  • "One thing that might explain the official hysteria about the revelations is the way they expose how political elites in western democracies have been deceiving their electorates. The leaks make it abundantly clear not just that the US-Anglo-European adventure in Afghanistan is doomed but, more important, that the American, British and other Nato governments privately admit that too."

He also hits on two points that I have been talking about with friends in the past week.

First, that democratic countries that praise broader access to access to information in countries like China are now falling all over themselves to attack a website for doing exactly that:

  • "Consider, for instance, how the views of the US administration have changed in just a year. On 21 January, secretary of state Hillary Clinton made a landmark speech about internet freedom, in Washington DC, which many people welcomed and most interpreted as a rebuke to China for its alleged cyberattack on Google. "Information has never been so free," declared Clinton. "Even in authoritarian countries, information networks are helping people discover new facts and making governments more accountable." She went on to relate how, during his visit to China in November 2009, Barack Obama had "defended the right of people to freely access information, and said that the more freely information flows the stronger societies become. He spoke about how access to information helps citizens to hold their governments accountable, generates new ideas, and encourages creativity." Given what we now know, that Clinton speech reads like a satirical masterpiece."
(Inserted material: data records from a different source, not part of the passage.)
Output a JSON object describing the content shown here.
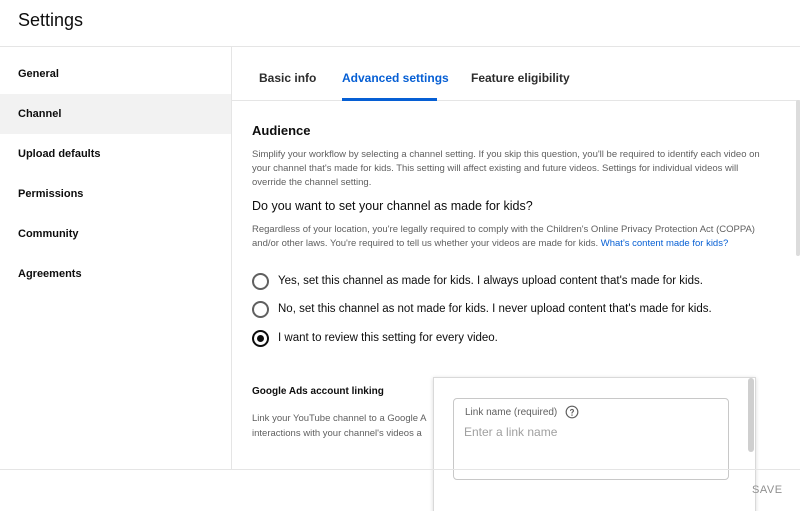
{
  "header": {
    "title": "Settings"
  },
  "sidebar": {
    "items": [
      {
        "label": "General"
      },
      {
        "label": "Channel"
      },
      {
        "label": "Upload defaults"
      },
      {
        "label": "Permissions"
      },
      {
        "label": "Community"
      },
      {
        "label": "Agreements"
      }
    ],
    "active": "Channel"
  },
  "tabs": [
    {
      "label": "Basic info"
    },
    {
      "label": "Advanced settings"
    },
    {
      "label": "Feature eligibility"
    }
  ],
  "active_tab": "Advanced settings",
  "audience": {
    "title": "Audience",
    "description": "Simplify your workflow by selecting a channel setting. If you skip this question, you'll be required to identify each video on your channel that's made for kids. This setting will affect existing and future videos. Settings for individual videos will override the channel setting.",
    "question": "Do you want to set your channel as made for kids?",
    "legal_text": "Regardless of your location, you're legally required to comply with the Children's Online Privacy Protection Act (COPPA) and/or other laws. You're required to tell us whether your videos are made for kids. ",
    "legal_link": "What's content made for kids?",
    "options": [
      {
        "label": "Yes, set this channel as made for kids. I always upload content that's made for kids."
      },
      {
        "label": "No, set this channel as not made for kids. I never upload content that's made for kids."
      },
      {
        "label": "I want to review this setting for every video."
      }
    ],
    "selected": "I want to review this setting for every video."
  },
  "ads": {
    "title": "Google Ads account linking",
    "description_line1": "Link your YouTube channel to a Google A",
    "description_line2": "interactions with your channel's videos a"
  },
  "popup": {
    "field_label": "Link name (required)",
    "placeholder": "Enter a link name",
    "value": ""
  },
  "footer": {
    "save_label": "SAVE"
  },
  "colors": {
    "accent": "#065fd4",
    "text": "#0d0d0d",
    "secondary_text": "#606060",
    "active_bg": "#f2f2f2"
  }
}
Second, it exposes the bad side of cloud computing, in the wake of Amazon, Paypal, and others severing ties with WikiLeaks:

  • "The attack of WikiLeaks also ought to be a wake-up call for anyone who has rosy fantasies about whose side cloud computing providers are on. These are firms like Google, Flickr, Facebook, Myspace and Amazon which host your blog or store your data on their servers somewhere on the internet, or which enable you to rent "virtual" computers – again located somewhere on the net. The terms and conditions under which they provide both "free" and paid-for services will always give them grounds for dropping your content if they deem it in their interests to do so. The moral is that you should not put your faith in cloud computing – one day it will rain on your parade."